Task item -
Scan each line of the records for the word "支付金额" and extract the ones that have it.

(Items from an interface collection)
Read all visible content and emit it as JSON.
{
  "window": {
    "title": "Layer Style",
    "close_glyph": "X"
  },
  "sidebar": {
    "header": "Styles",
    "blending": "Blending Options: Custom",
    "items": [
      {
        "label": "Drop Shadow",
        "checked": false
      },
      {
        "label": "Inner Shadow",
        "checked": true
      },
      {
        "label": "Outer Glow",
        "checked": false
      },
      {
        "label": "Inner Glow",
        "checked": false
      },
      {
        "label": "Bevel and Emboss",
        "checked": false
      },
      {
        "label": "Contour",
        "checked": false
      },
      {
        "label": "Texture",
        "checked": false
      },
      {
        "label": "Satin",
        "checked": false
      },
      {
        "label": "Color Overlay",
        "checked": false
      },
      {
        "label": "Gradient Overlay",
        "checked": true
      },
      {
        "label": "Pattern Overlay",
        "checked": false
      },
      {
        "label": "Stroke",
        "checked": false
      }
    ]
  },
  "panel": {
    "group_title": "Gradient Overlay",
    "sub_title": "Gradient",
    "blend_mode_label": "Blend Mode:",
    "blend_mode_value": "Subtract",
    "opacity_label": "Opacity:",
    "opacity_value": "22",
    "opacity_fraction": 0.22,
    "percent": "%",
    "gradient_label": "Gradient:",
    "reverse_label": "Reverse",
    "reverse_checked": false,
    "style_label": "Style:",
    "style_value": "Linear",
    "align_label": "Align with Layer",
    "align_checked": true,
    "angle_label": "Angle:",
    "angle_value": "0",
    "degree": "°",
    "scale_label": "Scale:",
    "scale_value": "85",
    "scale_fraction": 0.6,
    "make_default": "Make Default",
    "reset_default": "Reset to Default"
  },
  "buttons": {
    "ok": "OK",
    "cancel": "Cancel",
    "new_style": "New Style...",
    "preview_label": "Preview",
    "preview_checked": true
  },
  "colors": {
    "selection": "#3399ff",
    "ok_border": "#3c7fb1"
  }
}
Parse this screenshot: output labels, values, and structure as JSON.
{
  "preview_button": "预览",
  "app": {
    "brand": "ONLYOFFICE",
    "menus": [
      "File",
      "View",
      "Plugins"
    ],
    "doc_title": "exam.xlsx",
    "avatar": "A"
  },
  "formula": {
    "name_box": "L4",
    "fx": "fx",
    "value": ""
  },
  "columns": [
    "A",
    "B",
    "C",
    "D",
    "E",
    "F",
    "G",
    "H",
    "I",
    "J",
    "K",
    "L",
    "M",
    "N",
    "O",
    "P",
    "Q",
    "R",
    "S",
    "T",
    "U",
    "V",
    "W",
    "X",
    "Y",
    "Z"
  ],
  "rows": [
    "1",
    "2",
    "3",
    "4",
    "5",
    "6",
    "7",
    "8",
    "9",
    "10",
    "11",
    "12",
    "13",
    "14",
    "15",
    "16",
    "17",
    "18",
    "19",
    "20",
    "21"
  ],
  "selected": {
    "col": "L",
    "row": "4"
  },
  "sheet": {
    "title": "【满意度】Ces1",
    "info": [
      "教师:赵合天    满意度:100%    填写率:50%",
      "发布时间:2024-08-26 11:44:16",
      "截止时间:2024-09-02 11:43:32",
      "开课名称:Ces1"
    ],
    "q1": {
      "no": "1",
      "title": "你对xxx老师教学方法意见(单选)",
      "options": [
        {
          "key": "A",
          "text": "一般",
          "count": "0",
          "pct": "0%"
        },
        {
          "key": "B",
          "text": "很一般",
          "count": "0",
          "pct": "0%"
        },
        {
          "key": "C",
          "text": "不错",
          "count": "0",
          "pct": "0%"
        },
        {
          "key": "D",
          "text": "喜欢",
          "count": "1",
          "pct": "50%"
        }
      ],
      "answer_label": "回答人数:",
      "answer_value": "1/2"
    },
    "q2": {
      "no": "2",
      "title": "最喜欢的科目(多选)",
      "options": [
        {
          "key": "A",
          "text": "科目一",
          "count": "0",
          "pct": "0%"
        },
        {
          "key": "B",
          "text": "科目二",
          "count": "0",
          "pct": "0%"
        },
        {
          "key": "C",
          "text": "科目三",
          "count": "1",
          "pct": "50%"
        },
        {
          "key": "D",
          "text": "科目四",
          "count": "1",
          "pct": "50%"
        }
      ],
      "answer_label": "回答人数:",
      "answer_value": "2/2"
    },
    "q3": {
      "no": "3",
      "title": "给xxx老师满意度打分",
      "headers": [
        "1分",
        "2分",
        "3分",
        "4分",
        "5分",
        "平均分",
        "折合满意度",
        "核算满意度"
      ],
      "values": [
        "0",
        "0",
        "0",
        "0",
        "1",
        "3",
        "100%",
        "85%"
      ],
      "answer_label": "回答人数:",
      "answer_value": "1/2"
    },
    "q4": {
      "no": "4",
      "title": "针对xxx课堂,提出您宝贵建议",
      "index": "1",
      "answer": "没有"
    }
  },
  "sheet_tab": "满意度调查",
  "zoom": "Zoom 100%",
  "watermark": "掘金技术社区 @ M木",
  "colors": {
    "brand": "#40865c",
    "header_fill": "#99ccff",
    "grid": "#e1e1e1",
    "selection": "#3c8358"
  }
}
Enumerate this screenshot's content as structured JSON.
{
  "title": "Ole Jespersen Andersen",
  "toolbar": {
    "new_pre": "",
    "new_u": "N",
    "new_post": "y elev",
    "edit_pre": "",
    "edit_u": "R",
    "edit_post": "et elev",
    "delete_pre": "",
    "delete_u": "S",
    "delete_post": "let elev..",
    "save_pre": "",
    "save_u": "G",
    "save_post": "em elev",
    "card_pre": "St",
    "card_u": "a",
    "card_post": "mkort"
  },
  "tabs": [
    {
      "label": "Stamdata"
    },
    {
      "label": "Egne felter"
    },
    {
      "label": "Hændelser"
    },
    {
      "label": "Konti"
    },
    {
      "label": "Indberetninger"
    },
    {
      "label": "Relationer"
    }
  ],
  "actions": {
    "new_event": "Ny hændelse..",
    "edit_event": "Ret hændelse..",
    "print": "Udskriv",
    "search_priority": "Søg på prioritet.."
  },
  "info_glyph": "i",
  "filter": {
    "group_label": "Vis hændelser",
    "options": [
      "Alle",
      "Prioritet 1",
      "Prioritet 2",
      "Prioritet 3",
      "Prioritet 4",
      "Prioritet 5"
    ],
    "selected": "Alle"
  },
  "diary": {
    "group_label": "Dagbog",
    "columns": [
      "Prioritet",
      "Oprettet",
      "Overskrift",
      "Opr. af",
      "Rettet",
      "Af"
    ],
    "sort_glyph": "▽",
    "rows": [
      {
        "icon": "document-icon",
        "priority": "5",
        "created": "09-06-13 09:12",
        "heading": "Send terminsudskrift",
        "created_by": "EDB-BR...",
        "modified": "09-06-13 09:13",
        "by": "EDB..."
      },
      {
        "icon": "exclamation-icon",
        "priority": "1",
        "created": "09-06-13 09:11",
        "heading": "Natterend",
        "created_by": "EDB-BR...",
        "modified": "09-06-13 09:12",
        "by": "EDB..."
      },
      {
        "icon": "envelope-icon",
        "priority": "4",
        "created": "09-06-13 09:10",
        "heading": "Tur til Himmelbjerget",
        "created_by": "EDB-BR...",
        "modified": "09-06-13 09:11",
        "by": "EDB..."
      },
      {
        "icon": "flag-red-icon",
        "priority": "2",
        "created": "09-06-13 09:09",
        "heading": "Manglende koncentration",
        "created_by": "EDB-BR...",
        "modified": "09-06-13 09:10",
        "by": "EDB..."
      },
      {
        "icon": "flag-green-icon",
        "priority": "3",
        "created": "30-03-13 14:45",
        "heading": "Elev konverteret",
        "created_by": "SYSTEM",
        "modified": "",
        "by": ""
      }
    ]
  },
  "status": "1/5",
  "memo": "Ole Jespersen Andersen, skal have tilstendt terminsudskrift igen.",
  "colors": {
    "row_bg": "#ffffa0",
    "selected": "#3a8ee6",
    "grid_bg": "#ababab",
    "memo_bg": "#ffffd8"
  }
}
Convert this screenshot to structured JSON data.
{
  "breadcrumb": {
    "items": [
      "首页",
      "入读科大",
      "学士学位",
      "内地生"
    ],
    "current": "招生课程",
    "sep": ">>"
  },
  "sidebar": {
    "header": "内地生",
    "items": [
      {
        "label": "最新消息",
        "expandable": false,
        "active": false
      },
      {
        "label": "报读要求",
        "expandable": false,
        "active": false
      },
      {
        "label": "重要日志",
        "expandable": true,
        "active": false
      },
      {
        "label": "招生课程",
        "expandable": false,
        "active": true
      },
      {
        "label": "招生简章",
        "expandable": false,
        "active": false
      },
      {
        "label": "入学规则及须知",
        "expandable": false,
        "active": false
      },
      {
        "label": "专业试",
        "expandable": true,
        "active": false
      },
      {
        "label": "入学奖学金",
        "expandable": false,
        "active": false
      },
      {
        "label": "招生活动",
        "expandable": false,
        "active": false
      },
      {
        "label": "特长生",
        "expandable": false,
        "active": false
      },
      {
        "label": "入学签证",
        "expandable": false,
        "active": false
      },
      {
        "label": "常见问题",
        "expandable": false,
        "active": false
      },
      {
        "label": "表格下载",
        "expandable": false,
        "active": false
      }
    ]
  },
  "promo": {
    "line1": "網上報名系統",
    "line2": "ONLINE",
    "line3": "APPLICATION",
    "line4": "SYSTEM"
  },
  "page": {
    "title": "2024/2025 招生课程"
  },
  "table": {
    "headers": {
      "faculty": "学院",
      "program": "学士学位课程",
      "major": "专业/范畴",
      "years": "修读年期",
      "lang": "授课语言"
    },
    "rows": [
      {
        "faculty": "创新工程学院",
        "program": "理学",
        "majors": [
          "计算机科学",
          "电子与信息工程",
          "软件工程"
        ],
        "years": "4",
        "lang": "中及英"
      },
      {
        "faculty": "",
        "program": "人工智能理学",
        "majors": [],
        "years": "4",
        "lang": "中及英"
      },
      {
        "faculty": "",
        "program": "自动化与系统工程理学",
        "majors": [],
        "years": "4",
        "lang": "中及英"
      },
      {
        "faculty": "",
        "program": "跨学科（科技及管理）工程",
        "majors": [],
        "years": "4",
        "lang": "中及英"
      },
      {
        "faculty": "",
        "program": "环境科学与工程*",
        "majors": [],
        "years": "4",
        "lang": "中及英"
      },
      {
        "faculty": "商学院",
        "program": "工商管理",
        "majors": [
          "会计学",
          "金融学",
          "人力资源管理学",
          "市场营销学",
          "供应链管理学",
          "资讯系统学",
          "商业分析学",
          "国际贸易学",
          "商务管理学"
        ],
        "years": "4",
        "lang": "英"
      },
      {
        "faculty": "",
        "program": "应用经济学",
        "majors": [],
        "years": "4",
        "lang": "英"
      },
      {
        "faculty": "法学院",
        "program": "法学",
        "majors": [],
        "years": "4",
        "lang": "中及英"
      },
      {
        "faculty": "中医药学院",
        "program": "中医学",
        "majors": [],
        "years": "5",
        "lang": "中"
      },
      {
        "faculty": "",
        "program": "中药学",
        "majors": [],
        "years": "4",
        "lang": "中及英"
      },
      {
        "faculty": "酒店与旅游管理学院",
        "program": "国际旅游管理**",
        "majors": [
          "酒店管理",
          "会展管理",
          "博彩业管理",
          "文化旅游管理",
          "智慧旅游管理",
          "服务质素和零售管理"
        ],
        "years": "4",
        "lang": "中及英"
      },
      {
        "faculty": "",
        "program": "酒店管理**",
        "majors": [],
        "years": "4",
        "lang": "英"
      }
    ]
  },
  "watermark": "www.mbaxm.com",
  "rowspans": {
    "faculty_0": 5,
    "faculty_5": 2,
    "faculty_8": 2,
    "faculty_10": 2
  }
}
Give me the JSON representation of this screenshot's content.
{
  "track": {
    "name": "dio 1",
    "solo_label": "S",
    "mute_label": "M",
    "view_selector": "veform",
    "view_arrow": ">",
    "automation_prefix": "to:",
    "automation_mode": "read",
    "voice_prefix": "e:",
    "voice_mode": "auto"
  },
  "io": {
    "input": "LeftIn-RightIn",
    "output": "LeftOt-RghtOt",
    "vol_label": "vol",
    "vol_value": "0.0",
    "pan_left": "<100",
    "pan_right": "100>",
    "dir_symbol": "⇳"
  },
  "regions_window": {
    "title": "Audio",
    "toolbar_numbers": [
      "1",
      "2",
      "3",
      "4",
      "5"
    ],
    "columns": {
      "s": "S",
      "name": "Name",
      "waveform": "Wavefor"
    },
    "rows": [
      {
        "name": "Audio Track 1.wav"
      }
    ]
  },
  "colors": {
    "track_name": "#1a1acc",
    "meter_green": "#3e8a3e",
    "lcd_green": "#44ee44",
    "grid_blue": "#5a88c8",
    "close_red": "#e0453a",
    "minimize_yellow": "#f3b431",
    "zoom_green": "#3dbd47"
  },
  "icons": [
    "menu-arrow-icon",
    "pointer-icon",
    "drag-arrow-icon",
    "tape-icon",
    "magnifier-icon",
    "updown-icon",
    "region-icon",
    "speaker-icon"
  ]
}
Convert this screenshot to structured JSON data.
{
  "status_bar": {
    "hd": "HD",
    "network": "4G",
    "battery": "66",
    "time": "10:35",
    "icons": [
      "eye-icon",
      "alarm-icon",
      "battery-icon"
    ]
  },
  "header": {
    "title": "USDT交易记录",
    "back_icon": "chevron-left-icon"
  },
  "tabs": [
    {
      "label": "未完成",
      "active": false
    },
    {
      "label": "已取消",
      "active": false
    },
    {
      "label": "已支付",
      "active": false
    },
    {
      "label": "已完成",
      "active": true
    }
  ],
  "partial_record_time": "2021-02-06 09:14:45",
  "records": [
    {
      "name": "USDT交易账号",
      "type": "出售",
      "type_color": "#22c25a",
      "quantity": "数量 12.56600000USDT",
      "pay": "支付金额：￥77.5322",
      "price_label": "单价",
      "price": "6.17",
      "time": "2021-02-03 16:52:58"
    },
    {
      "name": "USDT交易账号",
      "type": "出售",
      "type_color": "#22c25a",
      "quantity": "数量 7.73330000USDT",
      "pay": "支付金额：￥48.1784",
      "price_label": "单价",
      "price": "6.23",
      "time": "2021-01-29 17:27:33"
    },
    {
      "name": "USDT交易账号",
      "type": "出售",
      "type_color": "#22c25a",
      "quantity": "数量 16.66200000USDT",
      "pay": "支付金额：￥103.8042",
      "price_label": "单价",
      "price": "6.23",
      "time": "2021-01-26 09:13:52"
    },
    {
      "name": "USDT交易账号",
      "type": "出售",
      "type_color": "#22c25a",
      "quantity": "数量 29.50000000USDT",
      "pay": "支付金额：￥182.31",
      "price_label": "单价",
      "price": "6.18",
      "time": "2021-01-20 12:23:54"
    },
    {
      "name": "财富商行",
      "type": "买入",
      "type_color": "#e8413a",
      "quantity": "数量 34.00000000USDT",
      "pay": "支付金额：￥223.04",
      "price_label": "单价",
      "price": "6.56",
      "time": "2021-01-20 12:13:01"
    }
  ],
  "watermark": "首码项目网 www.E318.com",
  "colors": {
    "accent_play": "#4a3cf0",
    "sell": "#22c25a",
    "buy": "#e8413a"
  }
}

Answer box -
      "pay": "支付金额：￥77.5322",
      "pay": "支付金额：￥48.1784",
      "pay": "支付金额：￥103.8042",
      "pay": "支付金额：￥182.31",
      "pay": "支付金额：￥223.04",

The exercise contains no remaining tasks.